WHAT IS REQUIRED
Count how many lines of the data below contain the string "content"; the reply should be that number alone.
*** RECORDED INFORMATION Section Begins ***
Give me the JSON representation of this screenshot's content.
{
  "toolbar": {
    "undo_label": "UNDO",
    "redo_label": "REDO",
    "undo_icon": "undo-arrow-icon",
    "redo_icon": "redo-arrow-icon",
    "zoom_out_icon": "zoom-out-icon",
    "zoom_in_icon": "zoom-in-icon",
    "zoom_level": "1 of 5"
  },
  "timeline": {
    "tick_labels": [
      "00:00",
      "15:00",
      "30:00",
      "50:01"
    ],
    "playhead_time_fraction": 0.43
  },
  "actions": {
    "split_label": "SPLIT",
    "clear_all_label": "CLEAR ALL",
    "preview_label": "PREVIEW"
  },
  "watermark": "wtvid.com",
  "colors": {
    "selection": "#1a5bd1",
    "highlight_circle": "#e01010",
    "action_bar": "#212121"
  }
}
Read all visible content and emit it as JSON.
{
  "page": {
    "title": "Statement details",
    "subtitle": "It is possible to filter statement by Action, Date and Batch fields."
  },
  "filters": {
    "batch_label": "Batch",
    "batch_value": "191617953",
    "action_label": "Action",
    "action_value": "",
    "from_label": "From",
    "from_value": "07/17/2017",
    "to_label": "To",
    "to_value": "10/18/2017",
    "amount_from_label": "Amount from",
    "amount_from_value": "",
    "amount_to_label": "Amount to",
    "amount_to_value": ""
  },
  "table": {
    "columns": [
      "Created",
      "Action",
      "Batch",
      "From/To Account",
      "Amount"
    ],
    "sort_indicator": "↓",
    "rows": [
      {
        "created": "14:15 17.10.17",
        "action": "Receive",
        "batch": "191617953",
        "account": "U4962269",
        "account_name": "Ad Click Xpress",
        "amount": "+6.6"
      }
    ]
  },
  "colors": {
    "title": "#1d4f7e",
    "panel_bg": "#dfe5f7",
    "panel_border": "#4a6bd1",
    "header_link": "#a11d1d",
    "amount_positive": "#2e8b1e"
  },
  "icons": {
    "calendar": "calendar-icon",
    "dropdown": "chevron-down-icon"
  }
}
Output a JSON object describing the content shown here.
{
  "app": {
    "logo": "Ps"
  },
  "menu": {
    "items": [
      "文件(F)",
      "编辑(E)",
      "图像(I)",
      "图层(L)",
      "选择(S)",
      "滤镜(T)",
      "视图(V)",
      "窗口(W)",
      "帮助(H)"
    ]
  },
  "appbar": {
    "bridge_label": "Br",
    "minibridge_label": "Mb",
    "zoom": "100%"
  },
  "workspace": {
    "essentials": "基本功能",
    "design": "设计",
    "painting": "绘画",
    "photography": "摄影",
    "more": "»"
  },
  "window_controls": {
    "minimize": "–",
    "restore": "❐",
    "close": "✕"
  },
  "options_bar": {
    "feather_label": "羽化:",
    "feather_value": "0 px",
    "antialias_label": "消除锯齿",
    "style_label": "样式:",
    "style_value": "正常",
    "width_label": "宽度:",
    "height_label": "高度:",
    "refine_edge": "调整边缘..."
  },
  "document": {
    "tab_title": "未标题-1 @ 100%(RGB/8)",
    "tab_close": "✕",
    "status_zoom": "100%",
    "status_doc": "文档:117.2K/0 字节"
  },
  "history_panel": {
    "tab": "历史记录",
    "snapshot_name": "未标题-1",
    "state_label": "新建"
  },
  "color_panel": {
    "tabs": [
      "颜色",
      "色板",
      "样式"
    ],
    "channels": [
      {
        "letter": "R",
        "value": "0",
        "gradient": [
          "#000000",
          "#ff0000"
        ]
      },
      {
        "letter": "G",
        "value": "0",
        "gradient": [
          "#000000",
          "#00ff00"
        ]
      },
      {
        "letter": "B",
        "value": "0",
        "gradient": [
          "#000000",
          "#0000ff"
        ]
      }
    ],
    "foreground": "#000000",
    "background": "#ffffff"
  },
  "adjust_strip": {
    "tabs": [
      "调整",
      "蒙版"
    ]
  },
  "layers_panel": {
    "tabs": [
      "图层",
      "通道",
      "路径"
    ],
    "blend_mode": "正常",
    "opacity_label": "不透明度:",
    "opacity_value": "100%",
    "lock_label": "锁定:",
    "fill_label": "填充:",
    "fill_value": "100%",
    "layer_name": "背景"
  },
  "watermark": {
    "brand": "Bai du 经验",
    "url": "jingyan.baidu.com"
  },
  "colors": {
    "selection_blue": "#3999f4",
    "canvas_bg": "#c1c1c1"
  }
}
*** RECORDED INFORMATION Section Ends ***
RESULT OF THE TASK
3